This publication is available on the internet (posted May 2011) and on CD-ROM (published in 2007). These versions are identical in content, except that the errata page for CD-ROM is accessible on the main index page of the web version.
Recommended citation for the web-based version of this publication: Aiken, S.G., Dallwitz, M.J., Consaul, L.L., McJannet, C.L., Boles, R.L., Argus, G.W., Gillett, J.M., Scott, P.J., Elven, R., LeBlanc, M.C., Gillespie, L.J., Brysting, A.K., Solstad, H., and Harris, J.G. 2007. Flora of the Canadian Arctic Archipelago: Descriptions, Illustrations, Identification, and Information Retrieval. NRC Research Press, National Research Council of Canada, Ottawa. http://nature.ca/aaflora/data, accessed on DATE.

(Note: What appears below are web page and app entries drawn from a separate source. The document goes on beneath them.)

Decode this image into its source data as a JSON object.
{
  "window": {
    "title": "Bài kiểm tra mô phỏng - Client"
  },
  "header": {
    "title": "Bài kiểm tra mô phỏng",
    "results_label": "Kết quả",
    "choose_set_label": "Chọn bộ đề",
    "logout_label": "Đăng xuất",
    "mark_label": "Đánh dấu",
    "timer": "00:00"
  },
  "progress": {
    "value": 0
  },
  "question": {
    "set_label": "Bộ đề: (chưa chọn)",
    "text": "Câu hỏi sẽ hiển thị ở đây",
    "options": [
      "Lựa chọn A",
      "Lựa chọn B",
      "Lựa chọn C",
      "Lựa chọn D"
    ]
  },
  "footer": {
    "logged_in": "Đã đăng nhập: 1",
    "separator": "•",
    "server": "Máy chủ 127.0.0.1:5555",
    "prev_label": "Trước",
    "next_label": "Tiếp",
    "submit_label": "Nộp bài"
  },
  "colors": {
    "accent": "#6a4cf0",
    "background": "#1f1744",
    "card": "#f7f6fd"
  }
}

Recommended citation for the CD-ROM version of this publication: Aiken, S.G., Dallwitz, M.J., Consaul, L.L., McJannet, C.L., Boles, R.L., Argus, G.W., Gillett, J.M., Scott, P.J., Elven, R., LeBlanc, M.C., Gillespie, L.J., Brysting, A.K., Solstad, H., and Harris, J.G. 2007. Flora of the Canadian Arctic Archipelago: Descriptions, Illustrations, Identification, and Information Retrieval. [CD-ROM] NRC Research Press, National Research Council of Canada, Ottawa..